hide cookie message
JP Morgan IT project voted ‘most cutting edge’

JP Morgan IT project voted ‘most cutting edge’

Innovative FPGA project dramatically sped up the bank's risk analysis processes

Article comments

JP Morgan has won an award for an IT deployment that enabled its supercomputer to run risk analyses in near real-time.

Earlier this year, the bank revealed how it reduced the time it took to run an end-of-day risk calculation from eight hours down to just 238 seconds.

This was enabled by the implementation of an application-led, High Performance Computing (HPC) system based on Field-Programmable Gate Array (FPGA) technology, developed with HPC solutions provider Maxeler Technologies.

It was this FPGA technology deployment that won the prize for 'Most Cutting Edge IT Initiative' at the American Financial Technology Awards 2011 this week.

The judging panel for the awards included the CIO of NYSE Euronext, Steve Rubinow, CIO of CME Group Kevin Kormeter and CIO of Knight Capital Group Steven Sadoff.

JP Morgan beat off competition from finalists Royal Bank of Scotland (RBS) and the IntercontinentalExchange (ICE) to win the award.

RBS and ICE had submitted mobile applications, RBSMobile and ICE Mobile, respectively, which provided market information, analysis and trading capabilities to users in real-time.

JP Morgan also won in the category for the 'Best OTC Trading Initiative' for its integrated client statements delivery.

Other award winners included Bank of America's Catherine Bessant, who was crowned best CIO, while Barclays Capital was voted to have the best IT team.
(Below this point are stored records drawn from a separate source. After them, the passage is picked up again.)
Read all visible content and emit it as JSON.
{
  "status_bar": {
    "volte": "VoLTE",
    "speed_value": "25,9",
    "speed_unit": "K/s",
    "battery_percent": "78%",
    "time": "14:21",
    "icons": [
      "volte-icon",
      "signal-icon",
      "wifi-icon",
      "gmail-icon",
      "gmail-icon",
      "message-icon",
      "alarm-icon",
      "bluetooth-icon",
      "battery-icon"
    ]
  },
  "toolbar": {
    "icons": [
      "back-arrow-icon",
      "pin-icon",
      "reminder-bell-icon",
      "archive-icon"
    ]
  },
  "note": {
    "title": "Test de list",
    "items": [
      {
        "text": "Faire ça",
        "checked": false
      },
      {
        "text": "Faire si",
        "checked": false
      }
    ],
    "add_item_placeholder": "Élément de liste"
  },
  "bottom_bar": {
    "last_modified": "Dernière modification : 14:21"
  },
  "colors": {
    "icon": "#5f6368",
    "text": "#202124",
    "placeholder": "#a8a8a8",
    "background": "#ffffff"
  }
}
The best green IT initiative prize and best cloud imitative went to State Street for its global PC power management project and its platform-as-a-service initiative.

Share:

Comments

Advertisement
Advertisement
Send to a friend

Email this article to a friend or colleague:


PLEASE NOTE: Your name is used only to let the recipient know who sent the story, and in case of transmission error. Both your name and the recipient's name and address will not be used for any other purpose.


ComputerworldUK Knowledge Vault

ComputerworldUK
Share
x
Open
* *